Bush wants Congress to fund 3,500 new U.S. troops to expand training of local police and army units in Afghanistan. The money also would pay for the estimated 3,500 existing U.S. troops he already announced would be staying longer in the region to counter an anticipated Taliban offensive in Afghanistan this spring.
In Iraq, most of the additional troops would help with the latest Baghdad security plan, which is getting under way in the capital. The money would pay for 2,400 combat support troops, 2,200 military police forces and 129 troops for reconstruction teams.
The budget revisions come as many lawmakers opposed to the buildup in Iraq are debating funding for the war. But in a letter to House Speaker Nancy Pelosi, Bush proposed canceling $3.2 billion in low-priority defense items to offset the extra money needed to support the additional troops.
Cutting the programs, he said, would eliminate the need to increase the overall $93.4 billion in additional defense money he's already requested to finance this year's war operations in Iraq and Afghanistan.

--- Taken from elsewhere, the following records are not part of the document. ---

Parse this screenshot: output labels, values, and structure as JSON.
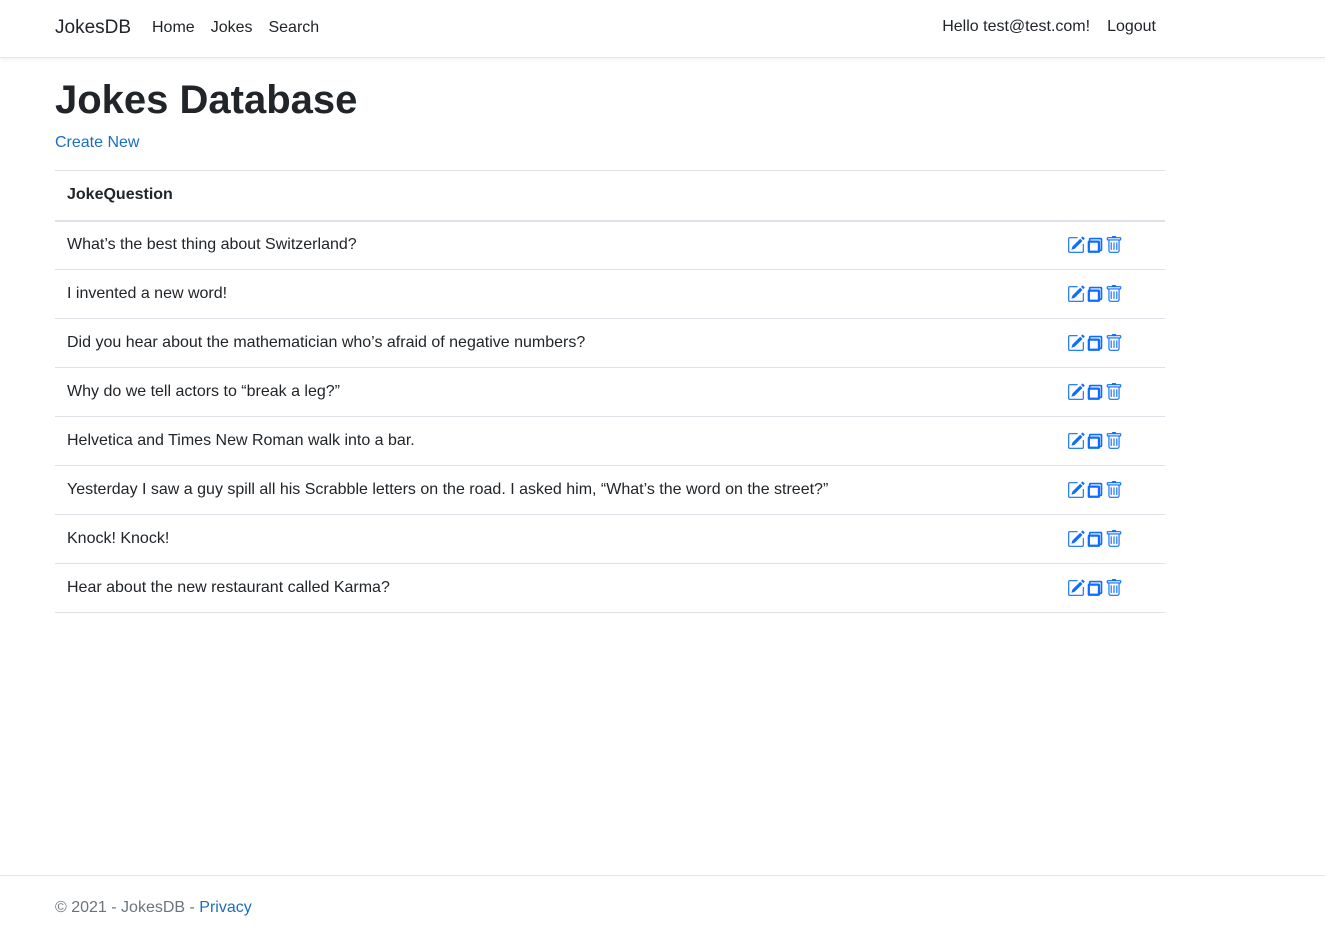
{
  "navbar": {
    "brand": "JokesDB",
    "links": [
      "Home",
      "Jokes",
      "Search"
    ],
    "greeting": "Hello test@test.com!",
    "logout": "Logout"
  },
  "page": {
    "title": "Jokes Database",
    "create_new": "Create New"
  },
  "table": {
    "header": "JokeQuestion",
    "rows": [
      "What’s the best thing about Switzerland?",
      "I invented a new word!",
      "Did you hear about the mathematician who’s afraid of negative numbers?",
      "Why do we tell actors to “break a leg?”",
      "Helvetica and Times New Roman walk into a bar.",
      "Yesterday I saw a guy spill all his Scrabble letters on the road. I asked him, “What’s the word on the street?”",
      "Knock! Knock!",
      "Hear about the new restaurant called Karma?"
    ],
    "row_icons": [
      "edit-icon",
      "details-icon",
      "trash-icon"
    ]
  },
  "footer": {
    "copyright": "© 2021 - JokesDB - ",
    "privacy": "Privacy"
  },
  "colors": {
    "link": "#1b6ec2",
    "icon": "#0d6efd",
    "text": "#212529",
    "muted": "#6c757d",
    "border": "#dee2e6"
  }
}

"This revised request would better align resources based on the assessment of military commanders to achieve the goal of establishing Iraq and Afghanistan as democratic and secure nations that are free of terrorism," Bush wrote in his letter to lawmakers.
Bush signed the letter on his flight Friday from Brazil to Uruguay, part of his five-nation tour of Latin America that continues on Sunday in Colombia. The White House released the letter Saturday in Montevideo, Uruguay.
Gen. David Petraeus, the top U.S. commander in Iraq, recently hinted of the need to bolster the U.S. troop presence in Iraq.
"Gen. Petraeus expects under the Baghdad security plan as well as other parts of Iraq, that the number of people going into detention will increase and so these military police forces will be for that," said Gordon Johndroe, a spokesman for the National Security Council.